NEW YORK (Reuters) - The Wall Street Journal soon will begin charging people to read the paper on mobile devices such as their BlackBerrys, the paper’s owner Rupert Murdoch said on Tuesday.
The move, which News Corp CEO Murdoch announced at a Goldman Sachs conference in New York, is an attempt to find a new way for the business daily to make more money from an increasingly popular way for people to access their news.
The Journal will start charging for mobile access “in one to two months,” Murdoch said.
Under the plan, people who do not subscribe to the Journal would pay $2 a week for mobile access, and subscribers would pay $1 per week. Subscribers to both the print and online version of the paper will get mobile for free.
Charging for mobile access is one of the boldest ways yet that a U.S. newspaper has tried to increase revenue, at a time when falling circulation and print advertising revenue is threatening the survival of many newspapers.
The Wall Street Journal is one of the few U.S. newspapers that has successfully charged for access to news on the Internet.
This year, many U.S. newspaper publishers have been debating different ways to get people to pay for news online. It is unclear if any of them will work.
At the Goldman Sachs event, Murdoch said the environment for advertising is “very much better” than three or four months ago — a view echoed by a number of other industry executives.
He added that the company was mulling options such as subscriptions and pay-per-view for Hulu, the popular online video destination founded by News Corp and NBC Universal, which is majority owned by General Electric.

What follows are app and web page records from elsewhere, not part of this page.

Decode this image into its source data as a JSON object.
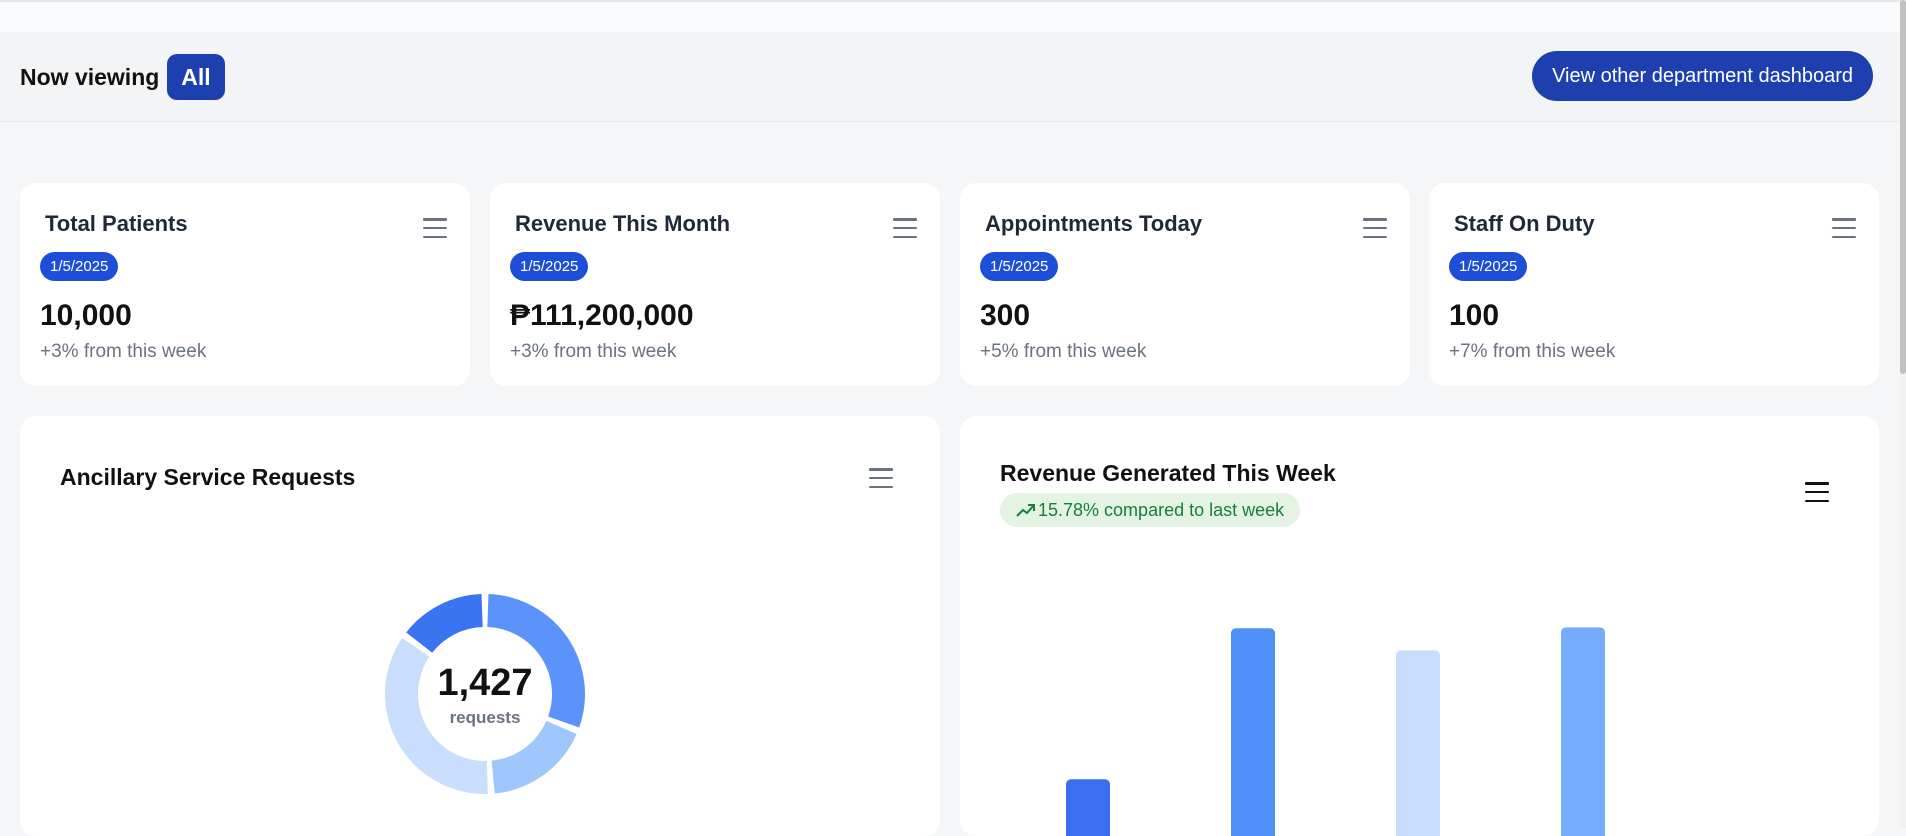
{
  "header": {
    "now_viewing_label": "Now viewing",
    "current_view": "All",
    "department_button": "View other department dashboard"
  },
  "stats": [
    {
      "title": "Total Patients",
      "date": "1/5/2025",
      "value": "10,000",
      "change": "+3% from this week"
    },
    {
      "title": "Revenue This Month",
      "date": "1/5/2025",
      "value": "₱111,200,000",
      "change": "+3% from this week"
    },
    {
      "title": "Appointments Today",
      "date": "1/5/2025",
      "value": "300",
      "change": "+5% from this week"
    },
    {
      "title": "Staff On Duty",
      "date": "1/5/2025",
      "value": "100",
      "change": "+7% from this week"
    }
  ],
  "ancillary": {
    "title": "Ancillary Service Requests",
    "total": "1,427",
    "total_label": "requests"
  },
  "revenue_week": {
    "title": "Revenue Generated This Week",
    "trend_text": "15.78% compared to last week"
  },
  "colors": {
    "primary": "#1e40af",
    "badge": "#1d4ed8",
    "trend_bg": "#e4f3e4",
    "trend_text": "#15803d"
  },
  "chart_data": [
    {
      "type": "pie",
      "title": "Ancillary Service Requests",
      "total": 1427,
      "slices": [
        {
          "value": 0.31,
          "color": "#5b93fb"
        },
        {
          "value": 0.18,
          "color": "#9fc7fc"
        },
        {
          "value": 0.36,
          "color": "#c9defd"
        },
        {
          "value": 0.15,
          "color": "#3b74f0"
        }
      ]
    },
    {
      "type": "bar",
      "title": "Revenue Generated This Week",
      "values": [
        59,
        216,
        193,
        217
      ],
      "colors": [
        "#3b6ff0",
        "#4f8ff8",
        "#c8dcfd",
        "#76acfb"
      ],
      "ylim": [
        0,
        260
      ]
    }
  ]
}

Reporting by Robert Macmillan, writing by Franklin Paul; editing by Gunna Dickson and Maureen Bavdek